--- EXERCISE GOAL ---
Copy the listing verbatim, excluding any images found in it.

--- SUPPLIED MATERIAL ---
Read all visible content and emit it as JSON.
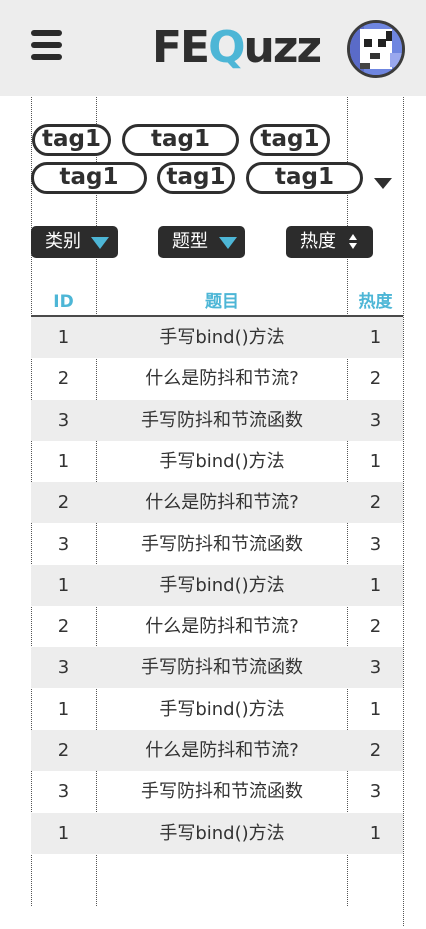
{
  "header": {
    "logo_prefix": "FE",
    "logo_accent": "Q",
    "logo_suffix": "uzz",
    "colors": {
      "background": "#ededed",
      "accent": "#4db6d6",
      "text": "#2f2f2f"
    }
  },
  "tags": [
    "tag1",
    "tag1",
    "tag1",
    "tag1",
    "tag1",
    "tag1"
  ],
  "filters": {
    "category_label": "类别",
    "type_label": "题型",
    "hot_label": "热度"
  },
  "table": {
    "headers": {
      "id": "ID",
      "title": "题目",
      "hot": "热度"
    },
    "rows": [
      {
        "id": "1",
        "title": "手写bind()方法",
        "hot": "1"
      },
      {
        "id": "2",
        "title": "什么是防抖和节流?",
        "hot": "2"
      },
      {
        "id": "3",
        "title": "手写防抖和节流函数",
        "hot": "3"
      },
      {
        "id": "1",
        "title": "手写bind()方法",
        "hot": "1"
      },
      {
        "id": "2",
        "title": "什么是防抖和节流?",
        "hot": "2"
      },
      {
        "id": "3",
        "title": "手写防抖和节流函数",
        "hot": "3"
      },
      {
        "id": "1",
        "title": "手写bind()方法",
        "hot": "1"
      },
      {
        "id": "2",
        "title": "什么是防抖和节流?",
        "hot": "2"
      },
      {
        "id": "3",
        "title": "手写防抖和节流函数",
        "hot": "3"
      },
      {
        "id": "1",
        "title": "手写bind()方法",
        "hot": "1"
      },
      {
        "id": "2",
        "title": "什么是防抖和节流?",
        "hot": "2"
      },
      {
        "id": "3",
        "title": "手写防抖和节流函数",
        "hot": "3"
      },
      {
        "id": "1",
        "title": "手写bind()方法",
        "hot": "1"
      }
    ]
  }
}
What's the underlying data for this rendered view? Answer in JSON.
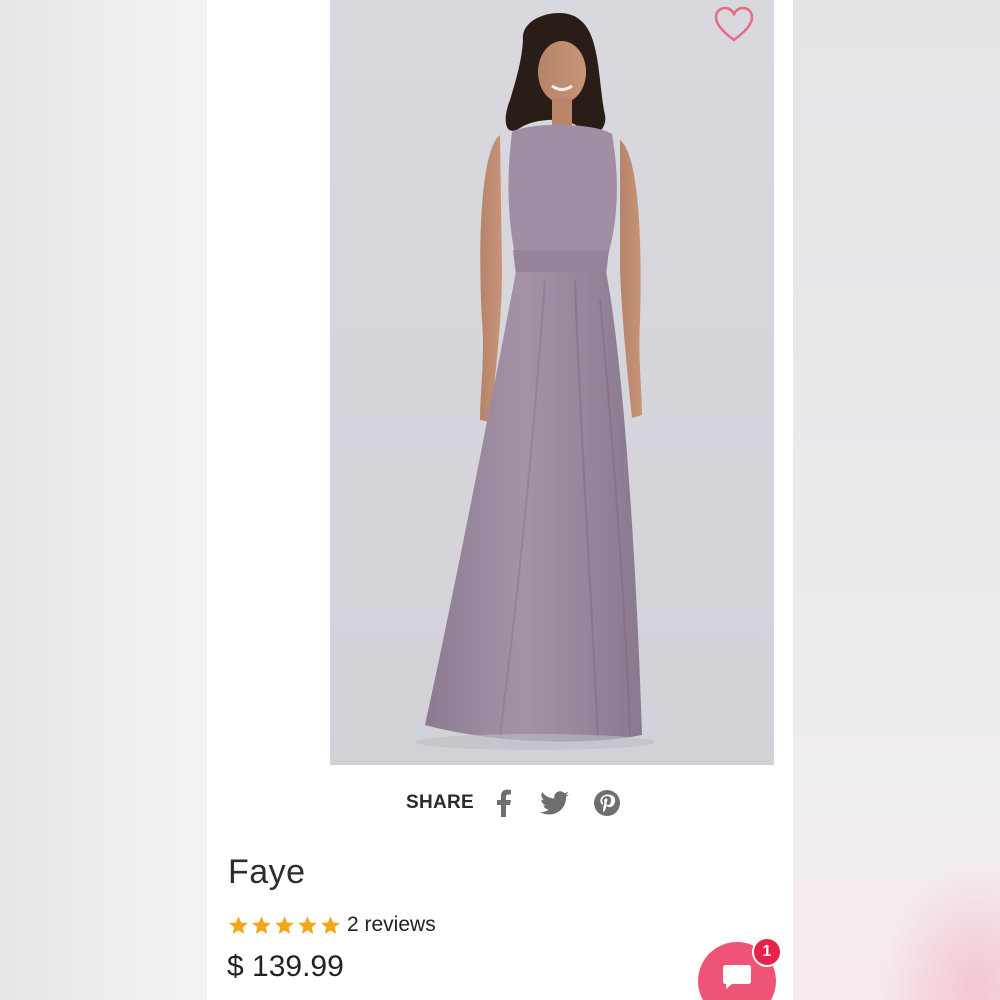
{
  "product": {
    "name": "Faye",
    "review_count_label": "2 reviews",
    "rating": 5,
    "rating_max": 5,
    "price": "$ 139.99",
    "color_swatch": "#9c8a9f"
  },
  "share": {
    "label": "SHARE",
    "networks": [
      "facebook-icon",
      "twitter-icon",
      "pinterest-icon"
    ]
  },
  "chat": {
    "unread_count": "1",
    "button_color": "#ef5478",
    "badge_color": "#e8234a"
  },
  "icons": {
    "wishlist": "heart-outline-icon",
    "star": "star-icon"
  },
  "colors": {
    "accent_pink": "#ef5478",
    "star_gold": "#f2a71b",
    "icon_gray": "#6e6e6e"
  }
}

--- ANSWER AREA ---
Read all visible content and emit it as JSON.
{
  "header": {
    "logo_prefix": "FE",
    "logo_accent": "Q",
    "logo_suffix": "uzz",
    "colors": {
      "background": "#ededed",
      "accent": "#4db6d6",
      "text": "#2f2f2f"
    }
  },
  "tags": [
    "tag1",
    "tag1",
    "tag1",
    "tag1",
    "tag1",
    "tag1"
  ],
  "filters": {
    "category_label": "类别",
    "type_label": "题型",
    "hot_label": "热度"
  },
  "table": {
    "headers": {
      "id": "ID",
      "title": "题目",
      "hot": "热度"
    },
    "rows": [
      {
        "id": "1",
        "title": "手写bind()方法",
        "hot": "1"
      },
      {
        "id": "2",
        "title": "什么是防抖和节流?",
        "hot": "2"
      },
      {
        "id": "3",
        "title": "手写防抖和节流函数",
        "hot": "3"
      },
      {
        "id": "1",
        "title": "手写bind()方法",
        "hot": "1"
      },
      {
        "id": "2",
        "title": "什么是防抖和节流?",
        "hot": "2"
      },
      {
        "id": "3",
        "title": "手写防抖和节流函数",
        "hot": "3"
      },
      {
        "id": "1",
        "title": "手写bind()方法",
        "hot": "1"
      },
      {
        "id": "2",
        "title": "什么是防抖和节流?",
        "hot": "2"
      },
      {
        "id": "3",
        "title": "手写防抖和节流函数",
        "hot": "3"
      },
      {
        "id": "1",
        "title": "手写bind()方法",
        "hot": "1"
      },
      {
        "id": "2",
        "title": "什么是防抖和节流?",
        "hot": "2"
      },
      {
        "id": "3",
        "title": "手写防抖和节流函数",
        "hot": "3"
      },
      {
        "id": "1",
        "title": "手写bind()方法",
        "hot": "1"
      }
    ]
  }
}
What's the underlying data for this rendered view? Answer in JSON.
{
  "product": {
    "name": "Faye",
    "review_count_label": "2 reviews",
    "rating": 5,
    "rating_max": 5,
    "price": "$ 139.99",
    "color_swatch": "#9c8a9f"
  },
  "share": {
    "label": "SHARE",
    "networks": [
      "facebook-icon",
      "twitter-icon",
      "pinterest-icon"
    ]
  },
  "chat": {
    "unread_count": "1",
    "button_color": "#ef5478",
    "badge_color": "#e8234a"
  },
  "icons": {
    "wishlist": "heart-outline-icon",
    "star": "star-icon"
  },
  "colors": {
    "accent_pink": "#ef5478",
    "star_gold": "#f2a71b",
    "icon_gray": "#6e6e6e"
  }
}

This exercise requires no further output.